*** Opening THE RECORDS ***
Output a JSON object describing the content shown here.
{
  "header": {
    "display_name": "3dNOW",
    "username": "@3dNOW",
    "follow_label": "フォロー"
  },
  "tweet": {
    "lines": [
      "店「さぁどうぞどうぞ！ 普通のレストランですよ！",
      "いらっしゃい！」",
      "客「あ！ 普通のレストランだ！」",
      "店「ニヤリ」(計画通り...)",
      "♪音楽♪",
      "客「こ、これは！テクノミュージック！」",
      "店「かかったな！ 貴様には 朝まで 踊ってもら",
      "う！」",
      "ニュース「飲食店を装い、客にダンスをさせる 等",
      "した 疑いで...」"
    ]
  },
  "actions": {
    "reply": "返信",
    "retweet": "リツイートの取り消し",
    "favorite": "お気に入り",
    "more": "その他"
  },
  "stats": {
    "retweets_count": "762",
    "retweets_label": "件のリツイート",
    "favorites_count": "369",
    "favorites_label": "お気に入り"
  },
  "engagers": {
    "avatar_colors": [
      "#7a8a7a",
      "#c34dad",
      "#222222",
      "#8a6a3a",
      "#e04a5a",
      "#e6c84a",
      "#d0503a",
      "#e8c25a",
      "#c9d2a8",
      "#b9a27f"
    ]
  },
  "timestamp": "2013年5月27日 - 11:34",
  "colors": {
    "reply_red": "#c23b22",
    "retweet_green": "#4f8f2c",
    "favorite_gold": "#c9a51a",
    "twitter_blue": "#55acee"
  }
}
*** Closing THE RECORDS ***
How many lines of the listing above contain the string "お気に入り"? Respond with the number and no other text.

2